“I’ll put my nose down most of the month of February with my structured work indoors on my Feedback trainer, and hope some days may allow me to get outside on the road with my MTB for unstructured riding, weather dependent. I make skiing with my daughter a priority and try my best to embrace the seasons and maintain a healthy balance knowing I have time. As the weather changes, longer training days become more achievable and makes Leadboat possible with it being a later season event.”
Story #2, Graham Muir (Iditarod Trail Invitational 350-mile Finisher)
Graham is training for the ITI1000 (Iditarod Trail Invitational) 1000-mile race to Nome, which will take him through the far reaches of the Alaskan wilderness, following the Iditarod Trail to its conclusion in Nome, Alaska. In this 20 to 30 day journey, Graham states that “he hopes to keep all of his toes and fingers.” Despite the impending ITI1000 followed by the LeadBoat 250, Graham states:

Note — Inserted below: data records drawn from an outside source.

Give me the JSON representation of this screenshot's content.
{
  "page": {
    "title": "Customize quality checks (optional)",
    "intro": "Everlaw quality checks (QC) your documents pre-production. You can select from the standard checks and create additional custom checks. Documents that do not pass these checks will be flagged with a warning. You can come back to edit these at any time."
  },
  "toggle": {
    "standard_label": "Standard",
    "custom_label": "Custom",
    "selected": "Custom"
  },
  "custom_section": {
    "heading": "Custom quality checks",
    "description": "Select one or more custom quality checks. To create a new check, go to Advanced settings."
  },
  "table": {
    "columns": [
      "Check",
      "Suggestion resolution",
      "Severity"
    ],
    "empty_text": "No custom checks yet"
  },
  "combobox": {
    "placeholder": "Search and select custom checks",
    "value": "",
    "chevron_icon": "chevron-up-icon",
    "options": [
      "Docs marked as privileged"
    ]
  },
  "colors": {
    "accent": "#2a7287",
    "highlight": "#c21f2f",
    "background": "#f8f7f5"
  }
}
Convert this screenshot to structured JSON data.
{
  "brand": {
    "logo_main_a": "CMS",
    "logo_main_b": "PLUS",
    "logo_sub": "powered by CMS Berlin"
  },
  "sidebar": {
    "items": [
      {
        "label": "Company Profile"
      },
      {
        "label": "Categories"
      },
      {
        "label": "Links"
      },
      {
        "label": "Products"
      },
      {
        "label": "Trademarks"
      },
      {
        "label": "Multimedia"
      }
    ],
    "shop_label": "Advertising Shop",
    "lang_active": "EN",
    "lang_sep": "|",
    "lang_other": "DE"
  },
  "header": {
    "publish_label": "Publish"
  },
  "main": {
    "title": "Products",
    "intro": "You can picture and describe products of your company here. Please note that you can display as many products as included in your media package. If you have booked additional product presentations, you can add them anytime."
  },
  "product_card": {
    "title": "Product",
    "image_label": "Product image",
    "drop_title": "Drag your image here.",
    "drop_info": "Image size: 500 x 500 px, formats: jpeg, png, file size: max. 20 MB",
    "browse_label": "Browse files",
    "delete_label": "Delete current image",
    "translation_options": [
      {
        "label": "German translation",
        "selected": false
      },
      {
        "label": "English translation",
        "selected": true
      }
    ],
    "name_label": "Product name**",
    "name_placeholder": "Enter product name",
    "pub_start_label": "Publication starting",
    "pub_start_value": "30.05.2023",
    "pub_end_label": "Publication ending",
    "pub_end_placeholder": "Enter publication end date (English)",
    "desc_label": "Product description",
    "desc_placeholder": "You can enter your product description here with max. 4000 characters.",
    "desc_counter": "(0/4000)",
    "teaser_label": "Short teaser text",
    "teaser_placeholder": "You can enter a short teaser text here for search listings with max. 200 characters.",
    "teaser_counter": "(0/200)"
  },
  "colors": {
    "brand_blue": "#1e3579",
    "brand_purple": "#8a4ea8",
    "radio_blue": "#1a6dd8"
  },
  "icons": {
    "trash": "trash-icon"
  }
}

“I still don’t classify myself as a cyclist – more as an adventurer who rides his bike. I don’t take it too seriously as far as getting uptight or too stressed but have total respect for the toughness for the events I take on”.
Although self proclaimed ‘not a cyclist’, Graham can be found on the remote, snowy roads of Routt County on his Fat Bike in sub zero temperatures.
“My trainer is my fat-bike. During the week when I get 90 mins to 2 hrs to train before the sun comes up a couple days a week, I will go climb some hills. On the weekends when I get a bit more time, I’ll try to keep it a little flatter and just spin some slow, fat miles. The weather has to be very bad for me not to go out”.
“Now that I think about it, no weather has ever been too bad. When the mercury drops and the wind picks up this is when the challenges change but stoke stays the same”.
“I’m also in the gym three times a week where I can put some intensity into my sessions. I put a big emphasis into my recovery so I can put in the hard yards and stay injury free”.
There is something to be said about getting in those winter miles outdoors-you will very often be rewarded with the gorgeous rising or setting of the sun!
Follow Graham on Instagram at: https://www.instagram.com/graham.bush.muir/